▶ Exercise prompt
From the records below, report the number of lines that contain "title", and add nothing.

--- Record extracts ---

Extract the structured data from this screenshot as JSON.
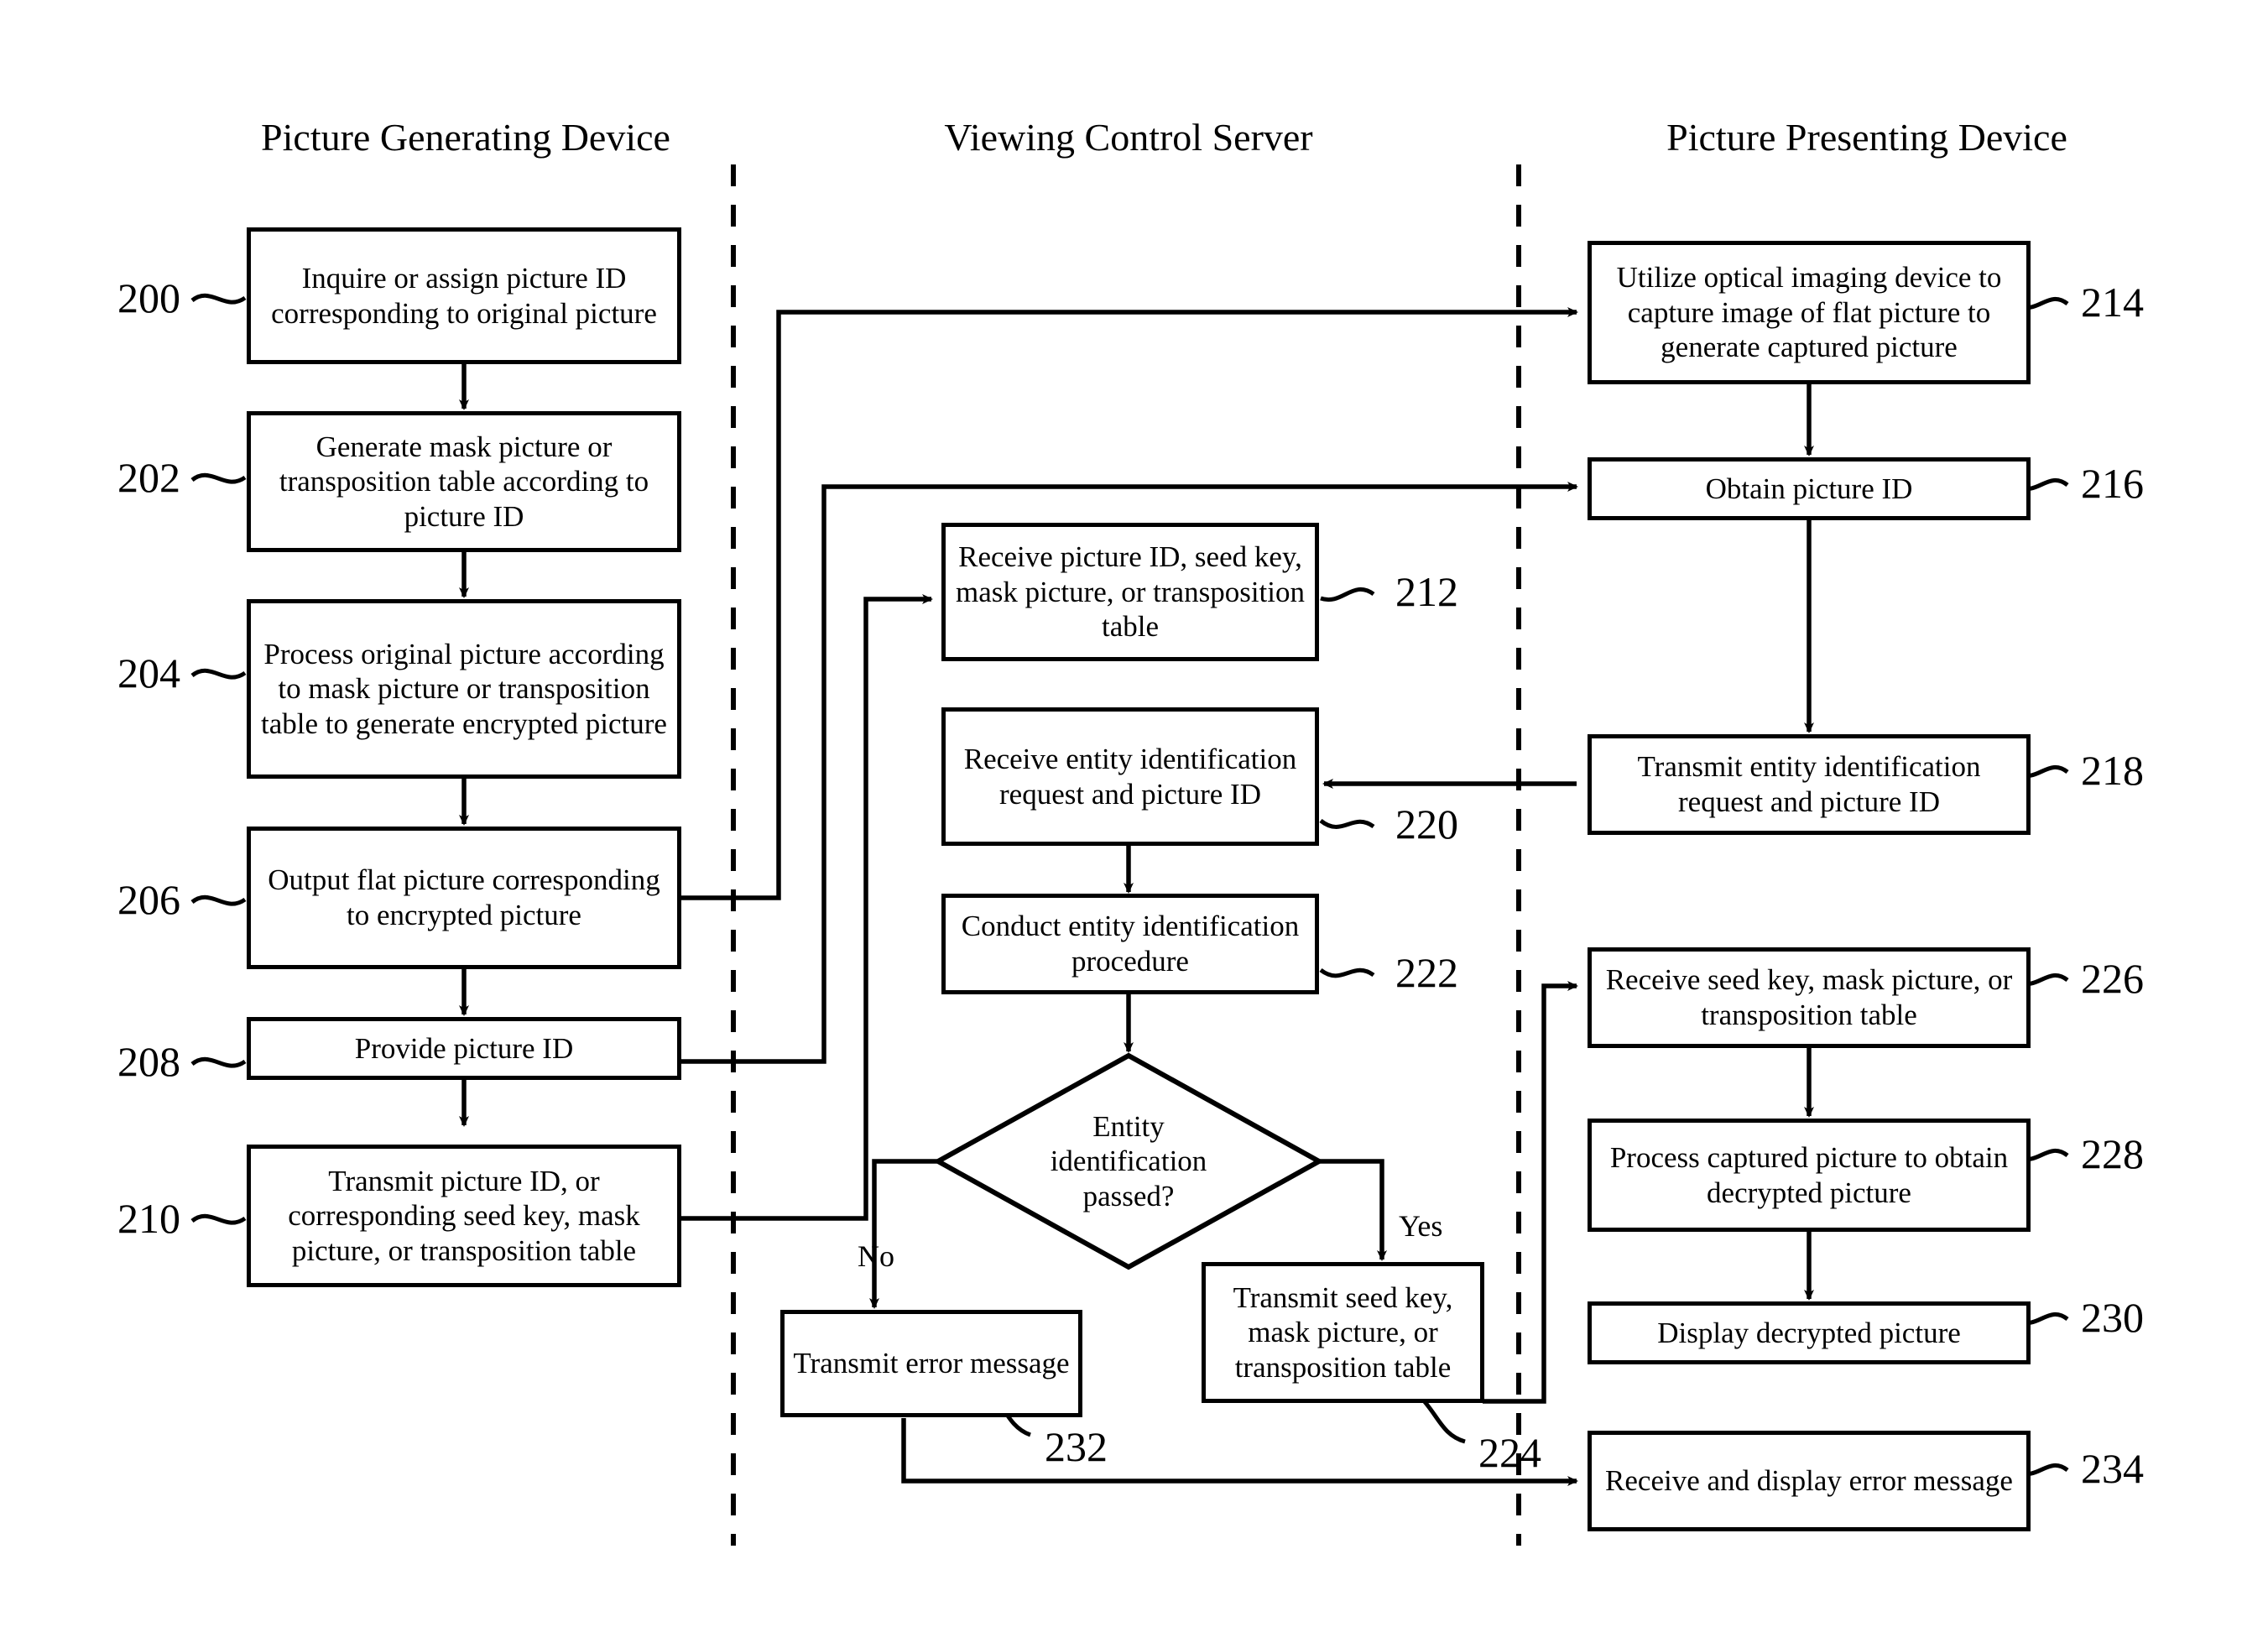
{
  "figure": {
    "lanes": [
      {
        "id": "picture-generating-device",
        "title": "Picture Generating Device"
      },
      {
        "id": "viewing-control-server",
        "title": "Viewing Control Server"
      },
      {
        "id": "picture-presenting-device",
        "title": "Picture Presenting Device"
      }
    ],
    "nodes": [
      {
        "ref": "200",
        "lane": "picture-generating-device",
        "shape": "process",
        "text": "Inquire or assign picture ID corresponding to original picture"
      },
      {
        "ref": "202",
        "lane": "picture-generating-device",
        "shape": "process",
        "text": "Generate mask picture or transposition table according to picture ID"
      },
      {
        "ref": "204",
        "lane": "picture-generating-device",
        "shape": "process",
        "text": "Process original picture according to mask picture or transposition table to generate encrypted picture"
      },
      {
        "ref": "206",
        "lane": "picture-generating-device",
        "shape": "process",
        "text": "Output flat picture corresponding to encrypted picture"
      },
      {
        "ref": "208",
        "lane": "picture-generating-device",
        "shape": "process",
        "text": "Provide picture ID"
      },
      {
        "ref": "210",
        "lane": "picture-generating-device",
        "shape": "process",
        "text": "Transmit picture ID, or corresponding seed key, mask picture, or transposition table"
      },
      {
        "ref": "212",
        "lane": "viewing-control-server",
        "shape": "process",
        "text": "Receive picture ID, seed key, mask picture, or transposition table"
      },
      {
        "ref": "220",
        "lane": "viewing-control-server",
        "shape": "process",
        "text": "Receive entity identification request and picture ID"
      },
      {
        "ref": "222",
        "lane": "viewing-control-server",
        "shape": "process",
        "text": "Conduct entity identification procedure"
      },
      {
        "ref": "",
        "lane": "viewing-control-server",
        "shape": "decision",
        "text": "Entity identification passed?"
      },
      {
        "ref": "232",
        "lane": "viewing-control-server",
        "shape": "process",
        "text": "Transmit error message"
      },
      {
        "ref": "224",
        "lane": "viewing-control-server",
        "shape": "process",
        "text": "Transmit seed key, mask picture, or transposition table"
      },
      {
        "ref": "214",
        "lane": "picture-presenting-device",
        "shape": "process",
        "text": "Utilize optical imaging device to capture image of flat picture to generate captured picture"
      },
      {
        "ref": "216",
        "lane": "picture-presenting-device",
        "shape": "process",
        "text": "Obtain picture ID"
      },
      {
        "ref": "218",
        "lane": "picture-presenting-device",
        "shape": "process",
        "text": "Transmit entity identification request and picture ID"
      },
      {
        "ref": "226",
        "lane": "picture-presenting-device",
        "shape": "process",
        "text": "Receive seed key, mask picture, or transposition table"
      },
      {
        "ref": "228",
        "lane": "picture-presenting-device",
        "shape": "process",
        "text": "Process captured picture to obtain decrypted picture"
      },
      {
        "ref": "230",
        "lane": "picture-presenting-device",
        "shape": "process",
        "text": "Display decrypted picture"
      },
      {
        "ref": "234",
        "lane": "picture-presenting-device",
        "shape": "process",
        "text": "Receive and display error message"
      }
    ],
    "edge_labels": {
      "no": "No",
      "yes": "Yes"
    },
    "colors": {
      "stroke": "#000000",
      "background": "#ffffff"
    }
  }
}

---

▶ Result of the exercise
3